This is Part II. Dr. Pascal Lee is a planetary scientist with the SETI Institute. He’s also Chairman of the Mars Institute, and Director of the NASA Haughton-Mars Project at NASA Ames Research Center. His research includes the history of water on Mars and planning future human exploration of Mars. Pascal has a Ph.D. in Astronomy and Space Sciences from Cornell University.
In Part I, we chatted about his background and how he became a planetary scientist. We had just started discussing the Search for Extraterrestrial Intelligence (SETI), when an internet outage stopped us cold. So I invited Pascal to return for Part II and discuss his analysis of the Drake Equation and its implications for the existence of other advanced, intelligent life in our galaxy.

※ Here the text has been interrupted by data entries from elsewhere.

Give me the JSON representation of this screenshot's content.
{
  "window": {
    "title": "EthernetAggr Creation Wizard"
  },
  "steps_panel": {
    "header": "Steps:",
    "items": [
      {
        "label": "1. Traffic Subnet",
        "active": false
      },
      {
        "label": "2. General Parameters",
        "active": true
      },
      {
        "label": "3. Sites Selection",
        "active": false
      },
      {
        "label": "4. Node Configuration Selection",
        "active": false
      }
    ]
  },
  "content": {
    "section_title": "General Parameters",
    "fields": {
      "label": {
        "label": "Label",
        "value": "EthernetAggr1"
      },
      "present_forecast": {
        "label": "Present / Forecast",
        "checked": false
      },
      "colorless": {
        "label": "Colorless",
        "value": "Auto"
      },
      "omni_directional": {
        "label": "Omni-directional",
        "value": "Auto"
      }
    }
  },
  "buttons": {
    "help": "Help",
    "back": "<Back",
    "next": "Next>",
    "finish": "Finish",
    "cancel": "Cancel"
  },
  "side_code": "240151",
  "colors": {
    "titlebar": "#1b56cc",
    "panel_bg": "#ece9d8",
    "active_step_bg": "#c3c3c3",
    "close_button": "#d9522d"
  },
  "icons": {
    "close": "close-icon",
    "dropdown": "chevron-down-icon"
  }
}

Josh Centers is the Managing Editor of Tidbits.com and has published several Take Control (TC) books. He’s the author of Take Control of Apple TV and Take Control of Home Automation. He’s been writing the Take Control books for iOS since version 8, and his latest book is Take Control of iOS 12. I invited Josh to return to Background Mode to chat about this latest iOS version that has many new features. After a brief story about how Josh got started in his tech writing career, we had a very interesting chat about the creation and editing process of the TC books. We moved on to a discussion of the new 2018 iPhones. After the break, we dug into the details iOS 12. Finally, we finished with a cool story about his latest 4K TV adventure.